◆ YOUR OBJECTIVE: Print every entry exactly as written.
[[ EXERCISE INPUTS open ]]
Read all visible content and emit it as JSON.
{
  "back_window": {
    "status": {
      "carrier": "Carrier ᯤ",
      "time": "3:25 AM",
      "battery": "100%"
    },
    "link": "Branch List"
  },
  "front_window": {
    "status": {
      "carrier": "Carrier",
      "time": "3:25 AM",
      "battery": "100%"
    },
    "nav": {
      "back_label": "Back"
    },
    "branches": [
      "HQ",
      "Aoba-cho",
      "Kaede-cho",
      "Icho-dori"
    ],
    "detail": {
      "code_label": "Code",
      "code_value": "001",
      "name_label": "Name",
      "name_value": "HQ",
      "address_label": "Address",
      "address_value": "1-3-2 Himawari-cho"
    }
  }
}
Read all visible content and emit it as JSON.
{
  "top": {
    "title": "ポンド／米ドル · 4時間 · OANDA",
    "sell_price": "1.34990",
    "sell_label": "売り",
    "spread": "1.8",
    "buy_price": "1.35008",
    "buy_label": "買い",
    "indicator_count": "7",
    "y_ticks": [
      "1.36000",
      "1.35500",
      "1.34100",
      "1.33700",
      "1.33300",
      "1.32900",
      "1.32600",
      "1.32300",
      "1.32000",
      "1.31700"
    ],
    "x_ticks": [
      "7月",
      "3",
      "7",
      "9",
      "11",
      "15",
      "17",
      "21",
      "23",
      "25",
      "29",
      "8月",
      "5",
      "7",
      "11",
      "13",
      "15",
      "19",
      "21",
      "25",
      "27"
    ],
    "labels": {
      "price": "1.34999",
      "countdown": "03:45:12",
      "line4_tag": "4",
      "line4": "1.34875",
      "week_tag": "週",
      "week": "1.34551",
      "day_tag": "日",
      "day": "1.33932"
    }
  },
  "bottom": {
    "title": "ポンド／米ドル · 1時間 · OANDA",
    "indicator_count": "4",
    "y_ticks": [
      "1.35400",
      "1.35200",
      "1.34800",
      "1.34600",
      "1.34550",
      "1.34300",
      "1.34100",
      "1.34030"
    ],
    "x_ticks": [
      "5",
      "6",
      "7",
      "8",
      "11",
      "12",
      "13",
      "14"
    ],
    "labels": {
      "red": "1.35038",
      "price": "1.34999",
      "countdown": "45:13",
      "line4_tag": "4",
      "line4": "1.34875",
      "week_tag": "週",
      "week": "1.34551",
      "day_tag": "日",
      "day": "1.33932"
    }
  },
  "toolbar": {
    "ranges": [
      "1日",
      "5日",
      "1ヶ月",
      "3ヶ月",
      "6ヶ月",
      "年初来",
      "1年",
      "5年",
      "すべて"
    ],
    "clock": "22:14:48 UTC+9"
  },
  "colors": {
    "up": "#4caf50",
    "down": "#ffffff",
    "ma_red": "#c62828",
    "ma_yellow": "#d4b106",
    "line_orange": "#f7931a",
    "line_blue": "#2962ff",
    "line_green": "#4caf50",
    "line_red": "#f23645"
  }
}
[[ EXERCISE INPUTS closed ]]
◆ WRITTEN RESPONSE:
Read all visible content and emit it as JSON.
{
  "back_window": {
    "status": {
      "carrier": "Carrier ᯤ",
      "time": "3:25 AM",
      "battery": "100%"
    },
    "link": "Branch List"
  },
  "front_window": {
    "status": {
      "carrier": "Carrier",
      "time": "3:25 AM",
      "battery": "100%"
    },
    "nav": {
      "back_label": "Back"
    },
    "branches": [
      "HQ",
      "Aoba-cho",
      "Kaede-cho",
      "Icho-dori"
    ],
    "detail": {
      "code_label": "Code",
      "code_value": "001",
      "name_label": "Name",
      "name_value": "HQ",
      "address_label": "Address",
      "address_value": "1-3-2 Himawari-cho"
    }
  }
}
Read all visible content and emit it as JSON.
{
  "top": {
    "title": "ポンド／米ドル · 4時間 · OANDA",
    "sell_price": "1.34990",
    "sell_label": "売り",
    "spread": "1.8",
    "buy_price": "1.35008",
    "buy_label": "買い",
    "indicator_count": "7",
    "y_ticks": [
      "1.36000",
      "1.35500",
      "1.34100",
      "1.33700",
      "1.33300",
      "1.32900",
      "1.32600",
      "1.32300",
      "1.32000",
      "1.31700"
    ],
    "x_ticks": [
      "7月",
      "3",
      "7",
      "9",
      "11",
      "15",
      "17",
      "21",
      "23",
      "25",
      "29",
      "8月",
      "5",
      "7",
      "11",
      "13",
      "15",
      "19",
      "21",
      "25",
      "27"
    ],
    "labels": {
      "price": "1.34999",
      "countdown": "03:45:12",
      "line4_tag": "4",
      "line4": "1.34875",
      "week_tag": "週",
      "week": "1.34551",
      "day_tag": "日",
      "day": "1.33932"
    }
  },
  "bottom": {
    "title": "ポンド／米ドル · 1時間 · OANDA",
    "indicator_count": "4",
    "y_ticks": [
      "1.35400",
      "1.35200",
      "1.34800",
      "1.34600",
      "1.34550",
      "1.34300",
      "1.34100",
      "1.34030"
    ],
    "x_ticks": [
      "5",
      "6",
      "7",
      "8",
      "11",
      "12",
      "13",
      "14"
    ],
    "labels": {
      "red": "1.35038",
      "price": "1.34999",
      "countdown": "45:13",
      "line4_tag": "4",
      "line4": "1.34875",
      "week_tag": "週",
      "week": "1.34551",
      "day_tag": "日",
      "day": "1.33932"
    }
  },
  "toolbar": {
    "ranges": [
      "1日",
      "5日",
      "1ヶ月",
      "3ヶ月",
      "6ヶ月",
      "年初来",
      "1年",
      "5年",
      "すべて"
    ],
    "clock": "22:14:48 UTC+9"
  },
  "colors": {
    "up": "#4caf50",
    "down": "#ffffff",
    "ma_red": "#c62828",
    "ma_yellow": "#d4b106",
    "line_orange": "#f7931a",
    "line_blue": "#2962ff",
    "line_green": "#4caf50",
    "line_red": "#f23645"
  }
}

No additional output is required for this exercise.